In the Deep South, where the cost of fueling a vehicle took at least a 10% bite out of household income, Michael Wesely Garner Sr., 46, has cut back on air conditioning and other household appliance use. Garner’s family in Mobile, Ala., also has combined household errands to reduce trips.
“Economically, we just can’t afford for prices to go much higher,” said Garner, a test development director for the Northrop Grumman Ship Systems Ingalls Shipyard in Pascagoula, Miss., who regularly monitors prices through the website Gasbuddy.com.
Analysts cautioned that record gasoline prices could lurk on the horizon. And oil prices could change direction again, given the market’s volatility this year.
“The sad part is that these prices are the launching pad for the price spikes we get every spring,” said Fred Rozell of Oil Price Information Service. “If they remain this high, it will be a real mess.”
Over the last few years, escalating energy costs were partially offset by the strong housing market, which allowed homeowners to take on more debt and keep spending. Then home prices tanked, mortgages soured and consumers lost the cheap credit that was helping them cope with expensive gasoline and other costs.
This latest crunch has cut into fuel demand, which had been climbing for years. In California, where the average cost of gasoline was above $3 a gallon for long stretches this year and last, gasoline consumption has fallen for the last five quarters. Gasoline usage nationwide is faltering too.
“The prices have had an impact on end-user behavior,” said Mike Waldron, an energy expert at Lehman Bros. “We’ve seen evidence in the weekly data that . . . year-over-year growth in transport fuel demand is coming out weaker and weaker.”
That point was underscored by the International Energy Agency, which Tuesday lowered global oil demand estimates for 2008, citing sluggish growth and a teetering economy in the U.S.
Some corporations are coping with high energy prices by pinching costs elsewhere or by making their operations more efficient. Others have been hitting their customers with price hikes.
The cost of tires has soared over the last few years, reflecting higher prices for natural rubber and oil-based products such as synthetic rubber and carbon black, used to reinforce and blacken tires.
Akron, Ohio-based Goodyear Tire & Rubber Co., which has seen its raw materials costs more than triple between 2004 and 2006, has pushed to sell more high-margin tires and has launched a cost-cutting initiative that it hopes will save the company as much as $2 billion by the end of 2009. In addition, Goodyear has raised its prices on U.S. consumer tires 10 times since May 2004, spokesman Keith Price said.
American Airlines has been chipping away at the weight and drag of its planes to cut jet fuel consumption.
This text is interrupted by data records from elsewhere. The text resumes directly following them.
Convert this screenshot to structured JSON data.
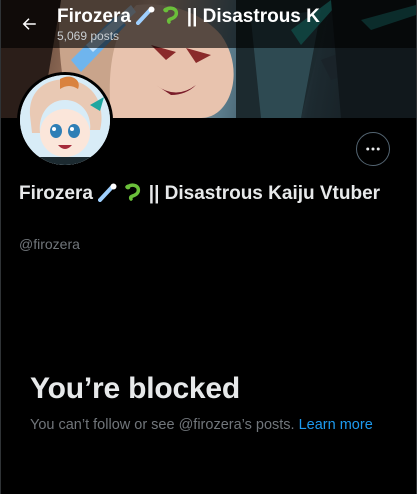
{
  "header": {
    "name": "Firozera",
    "name_suffix": "|| Disastrous K",
    "post_count": "5,069 posts",
    "back_icon": "arrow-left-icon"
  },
  "profile": {
    "name": "Firozera",
    "name_suffix": "|| Disastrous Kaiju Vtuber",
    "handle": "@firozera",
    "emoji": [
      "comet-emoji",
      "lizard-emoji"
    ]
  },
  "actions": {
    "more_icon": "more-horizontal-icon"
  },
  "blocked": {
    "title": "You’re blocked",
    "message": "You can’t follow or see @firozera’s posts.",
    "learn_more": "Learn more"
  },
  "colors": {
    "background": "#000000",
    "text_primary": "#e7e9ea",
    "text_secondary": "#71767b",
    "link": "#1d9bf0"
  }
}
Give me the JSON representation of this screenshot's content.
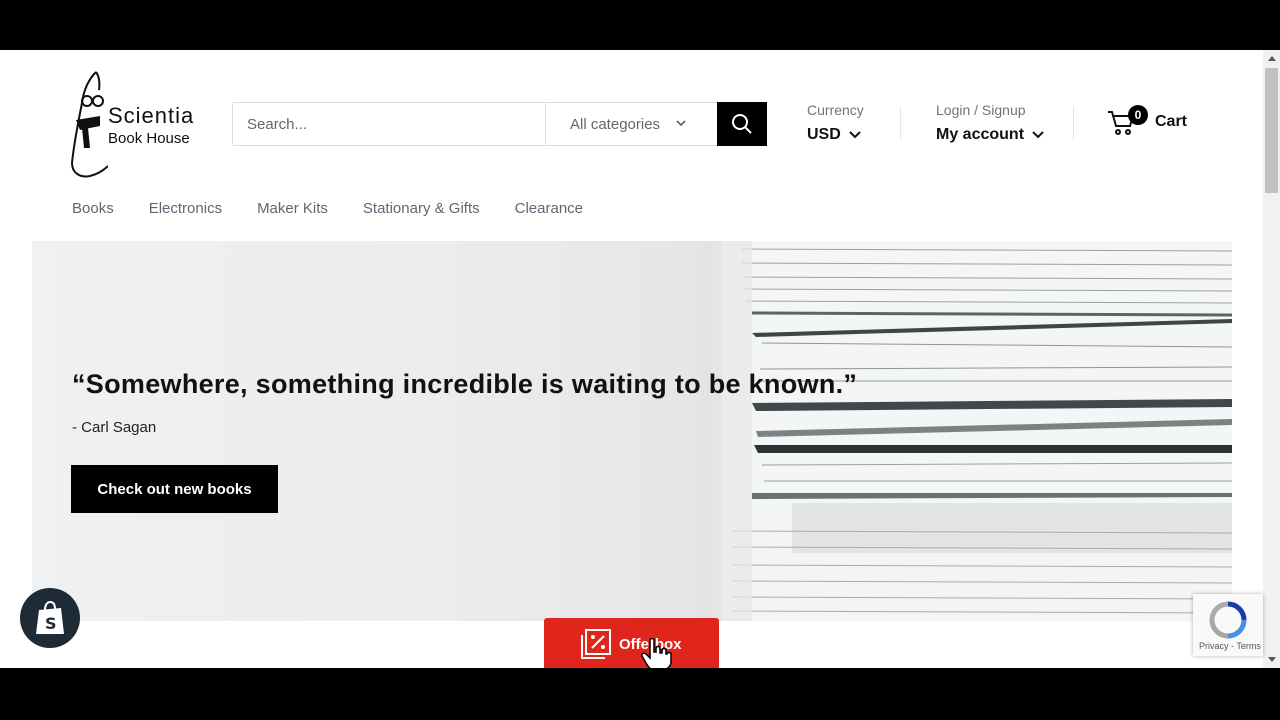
{
  "brand": {
    "name": "Scientia",
    "subtitle": "Book House"
  },
  "search": {
    "placeholder": "Search...",
    "category_label": "All categories"
  },
  "currency": {
    "label": "Currency",
    "value": "USD"
  },
  "account": {
    "label": "Login / Signup",
    "value": "My account"
  },
  "cart": {
    "count": "0",
    "label": "Cart"
  },
  "nav": {
    "items": [
      "Books",
      "Electronics",
      "Maker Kits",
      "Stationary & Gifts",
      "Clearance"
    ]
  },
  "hero": {
    "quote": "“Somewhere, something incredible is waiting to be known.”",
    "author": "- Carl Sagan",
    "cta_label": "Check out new books"
  },
  "offerbox": {
    "label": "Offerbox"
  },
  "recaptcha": {
    "terms": "Privacy - Terms"
  },
  "colors": {
    "offer_red": "#e0261c",
    "text_dark": "#111111",
    "nav_gray": "#5e6772",
    "shopify_dark": "#1f2a37"
  }
}
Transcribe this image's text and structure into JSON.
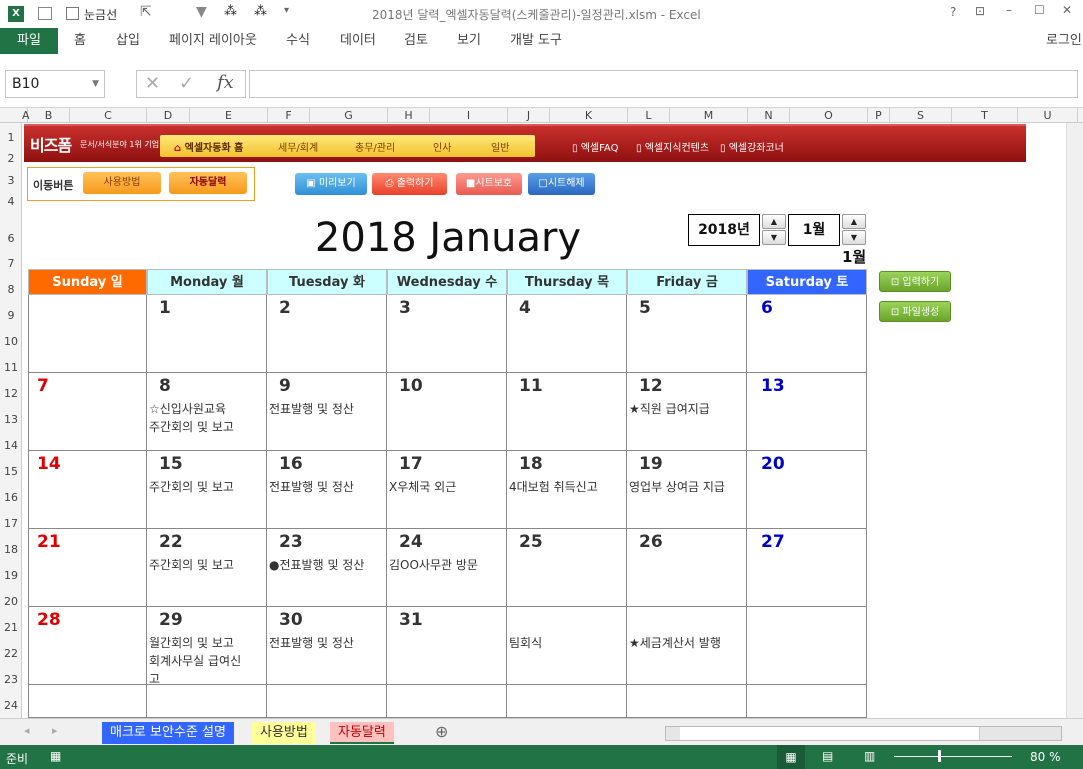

Under a campaign it calls “fuel smart,” the company said it was saving 95 million gallons of fuel a year. Last month, the airline said it would introduce lighter beverage carts, cutting fuel use by 1.8 million gallons a year, or more than $4 million at recent jet fuel prices.
Carnival Corp., the world’s largest cruise operator, this week launched a daily fuel charge of $5 a person for North American cruise lines.
“We’re seeing it in a lot of different products. We’re seeing it in plastics and agricultural chemicals. In transportation costs,” Wachovia Corp. senior economist Mark Vitner said of the high energy costs.
“It’s not something that’s threatening to wreck the economy,” he said. On the other hand, “we’re not going to get out of this unscathed.”